(MATERIAL SHOWN begins)

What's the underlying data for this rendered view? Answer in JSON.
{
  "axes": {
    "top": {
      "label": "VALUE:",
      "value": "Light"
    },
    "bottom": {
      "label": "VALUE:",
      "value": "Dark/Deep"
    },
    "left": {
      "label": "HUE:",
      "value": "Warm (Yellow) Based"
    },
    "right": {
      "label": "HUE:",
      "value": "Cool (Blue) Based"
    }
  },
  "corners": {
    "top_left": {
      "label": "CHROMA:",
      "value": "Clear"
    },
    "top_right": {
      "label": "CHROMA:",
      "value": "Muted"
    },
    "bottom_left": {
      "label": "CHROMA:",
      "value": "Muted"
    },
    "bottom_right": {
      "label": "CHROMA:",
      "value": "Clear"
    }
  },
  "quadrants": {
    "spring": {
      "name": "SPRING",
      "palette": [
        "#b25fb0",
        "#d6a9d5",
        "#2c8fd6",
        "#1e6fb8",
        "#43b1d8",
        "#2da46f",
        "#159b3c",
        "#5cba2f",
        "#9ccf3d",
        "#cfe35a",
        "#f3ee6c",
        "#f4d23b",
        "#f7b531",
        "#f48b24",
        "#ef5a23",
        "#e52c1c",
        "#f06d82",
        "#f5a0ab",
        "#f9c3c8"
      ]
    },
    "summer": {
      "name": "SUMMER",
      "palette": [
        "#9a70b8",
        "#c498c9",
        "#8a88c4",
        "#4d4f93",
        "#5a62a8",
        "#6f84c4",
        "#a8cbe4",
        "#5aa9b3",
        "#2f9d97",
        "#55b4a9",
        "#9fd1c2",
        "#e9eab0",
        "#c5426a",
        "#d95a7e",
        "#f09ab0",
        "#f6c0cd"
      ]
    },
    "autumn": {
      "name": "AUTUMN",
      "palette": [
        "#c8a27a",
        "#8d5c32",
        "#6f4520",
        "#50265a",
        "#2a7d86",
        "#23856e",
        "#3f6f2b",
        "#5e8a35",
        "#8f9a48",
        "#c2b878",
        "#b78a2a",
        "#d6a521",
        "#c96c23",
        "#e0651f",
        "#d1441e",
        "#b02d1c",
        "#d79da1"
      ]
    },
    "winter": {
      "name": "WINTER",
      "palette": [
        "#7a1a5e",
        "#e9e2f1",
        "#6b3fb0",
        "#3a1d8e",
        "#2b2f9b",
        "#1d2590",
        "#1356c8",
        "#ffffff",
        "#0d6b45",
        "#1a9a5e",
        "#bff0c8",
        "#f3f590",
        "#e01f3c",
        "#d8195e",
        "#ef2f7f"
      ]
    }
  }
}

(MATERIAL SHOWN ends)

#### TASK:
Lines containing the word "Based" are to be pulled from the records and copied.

#### ANSWER BELOW:
      "value": "Warm (Yellow) Based"
      "value": "Cool (Blue) Based"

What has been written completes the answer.